The study authors concluded "…adults who consume ≥ 3 servings whole grains/d have significantly lower SAT [subcutaneous adipose tissue] and VAT [visceral adipose tissue] compared with those who rarely consume whole-grain foods, but this beneficial association may be negated by higher refined-grain intake."

According to an interview with Medscape, Connie Diekman, MEd, director of university nutrition at Washington University in St. Louis, Missouri, and immediate past president of the American Dietetic Association explains, "The bottom line is how the whole diet comes together.” She warns there is “no magic bullet” for weight loss. It's about keeping all grains to an appropriate calorie level — don't all of a sudden add whole grains on top of what you're already eating; make the shift from refined to whole grains."

Eating oatmeal at breakfast with low-fat milk and fruit can help you get started with your weight loss goals.

More research is needed to assess how of whole grains reduce belly fat. The observational study suggests gradually switching to whole grain foods could help fight obesity and curb risk of type 2 diabetes and other chronic diseases.
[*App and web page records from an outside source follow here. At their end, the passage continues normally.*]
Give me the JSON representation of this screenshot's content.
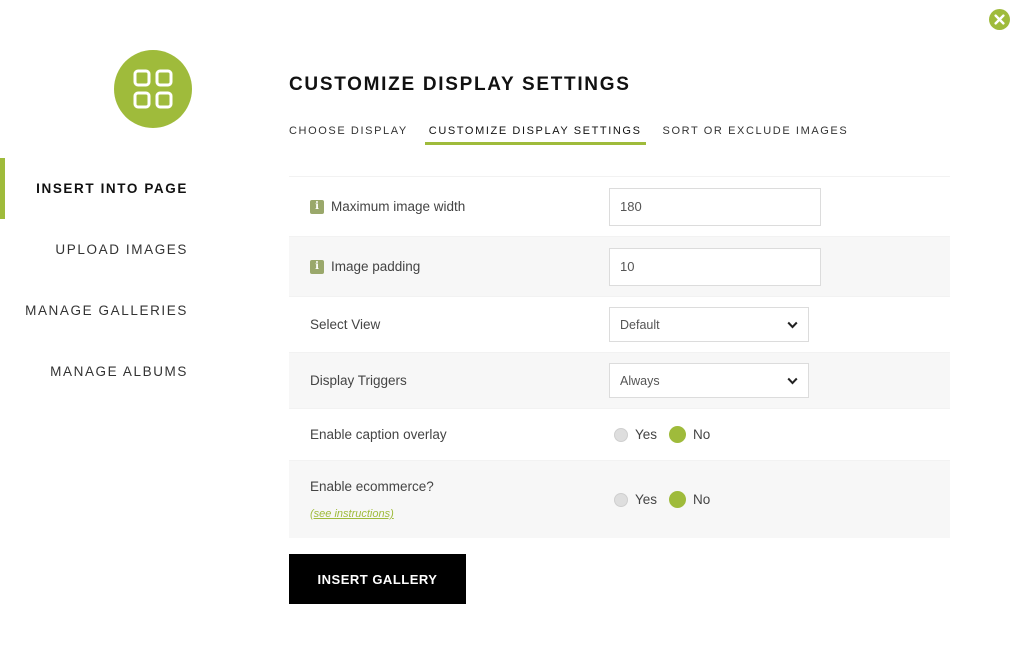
{
  "title": "CUSTOMIZE DISPLAY SETTINGS",
  "colors": {
    "accent": "#9fbb3b",
    "button": "#000000"
  },
  "sidebar": {
    "items": [
      {
        "label": "INSERT INTO PAGE",
        "active": true
      },
      {
        "label": "UPLOAD IMAGES"
      },
      {
        "label": "MANAGE GALLERIES"
      },
      {
        "label": "MANAGE ALBUMS"
      }
    ]
  },
  "tabs": [
    {
      "label": "CHOOSE DISPLAY"
    },
    {
      "label": "CUSTOMIZE DISPLAY SETTINGS",
      "active": true
    },
    {
      "label": "SORT OR EXCLUDE IMAGES"
    }
  ],
  "settings": {
    "max_width": {
      "label": "Maximum image width",
      "value": "180"
    },
    "padding": {
      "label": "Image padding",
      "value": "10"
    },
    "view": {
      "label": "Select View",
      "value": "Default"
    },
    "triggers": {
      "label": "Display Triggers",
      "value": "Always"
    },
    "caption": {
      "label": "Enable caption overlay",
      "yes": "Yes",
      "no": "No",
      "selected": "No"
    },
    "ecommerce": {
      "label": "Enable ecommerce?",
      "link": "(see instructions)",
      "yes": "Yes",
      "no": "No",
      "selected": "No"
    }
  },
  "insert_button": "INSERT GALLERY",
  "icons": {
    "close": "close-icon",
    "logo": "grid-icon",
    "info": "info-icon",
    "dropdown": "chevron-down-icon"
  }
}
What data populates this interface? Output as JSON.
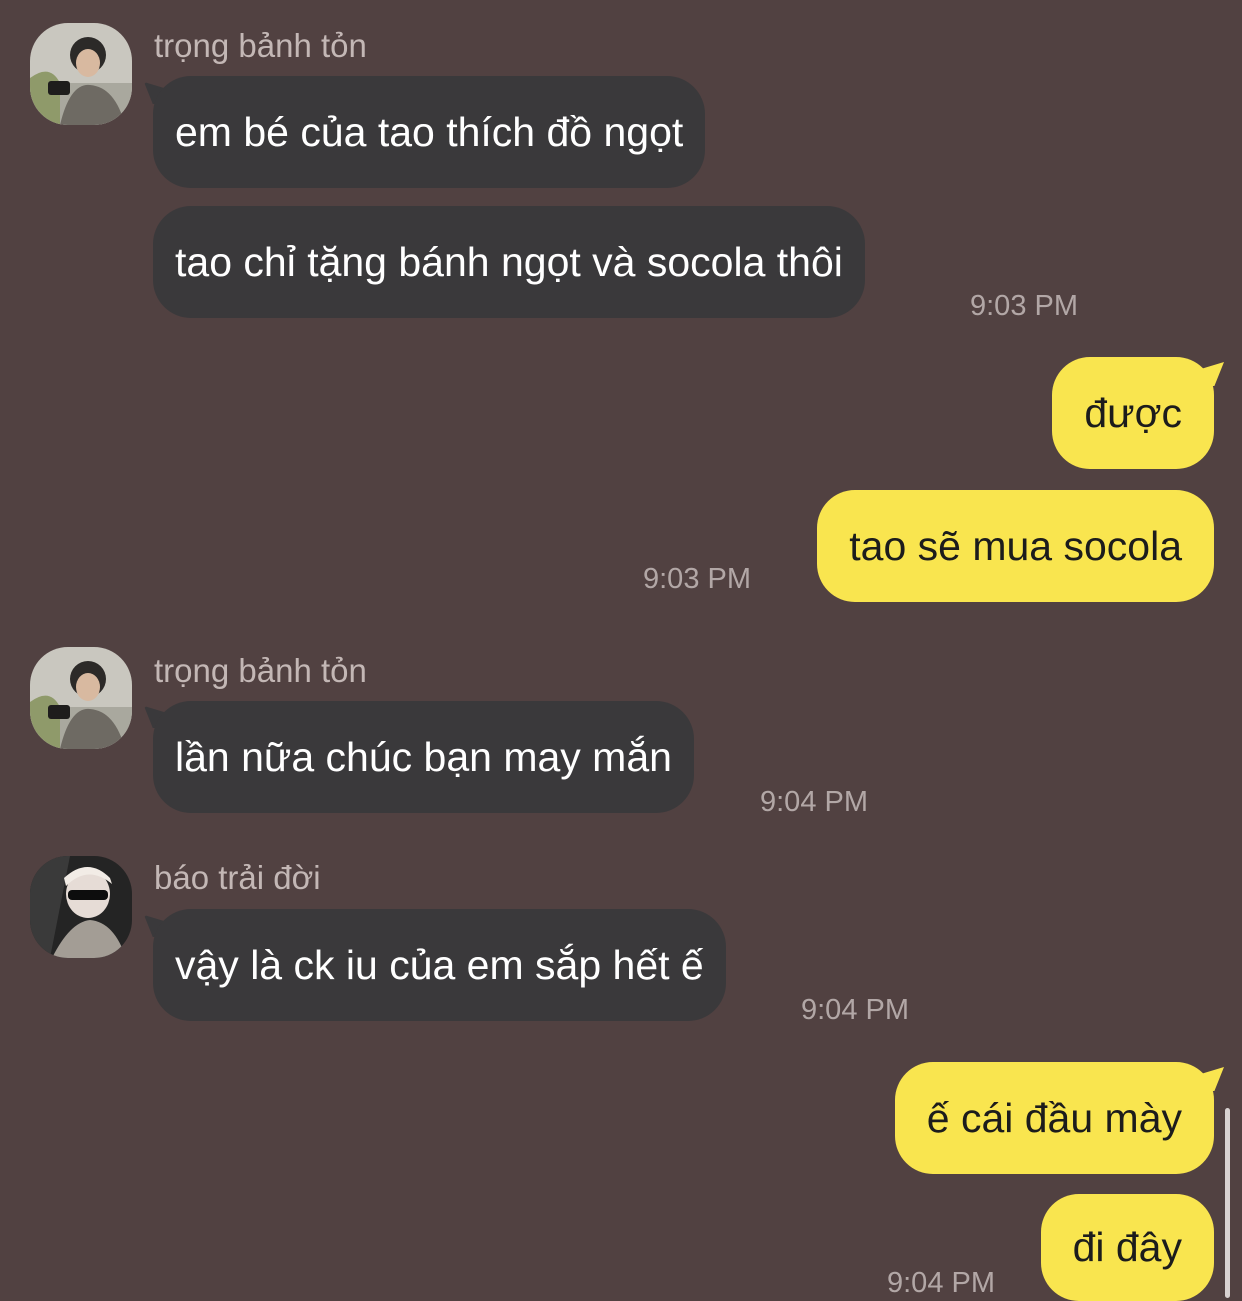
{
  "messages": [
    {
      "sender": "trọng bảnh tỏn",
      "avatar_icon": "avatar-photo-icon",
      "texts": [
        "em bé của tao thích đồ ngọt",
        "tao chỉ tặng bánh ngọt và socola thôi"
      ],
      "time": "9:03 PM"
    },
    {
      "sender": "me",
      "texts": [
        "được",
        "tao sẽ mua socola"
      ],
      "time": "9:03 PM"
    },
    {
      "sender": "trọng bảnh tỏn",
      "avatar_icon": "avatar-photo-icon",
      "texts": [
        "lần nữa chúc bạn may mắn"
      ],
      "time": "9:04 PM"
    },
    {
      "sender": "báo trải đời",
      "avatar_icon": "avatar-sunglasses-icon",
      "texts": [
        "vậy là ck iu của em sắp hết ế"
      ],
      "time": "9:04 PM"
    },
    {
      "sender": "me",
      "texts": [
        "ế cái đầu mày",
        "đi đây"
      ],
      "time": "9:04 PM"
    }
  ],
  "colors": {
    "background": "#514141",
    "incoming_bubble": "#3a393b",
    "outgoing_bubble": "#f9e54f"
  }
}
American Journal of Clinical Nutrition, doi:10.3945/ajcn.2009.29106

Updated January 12, 2014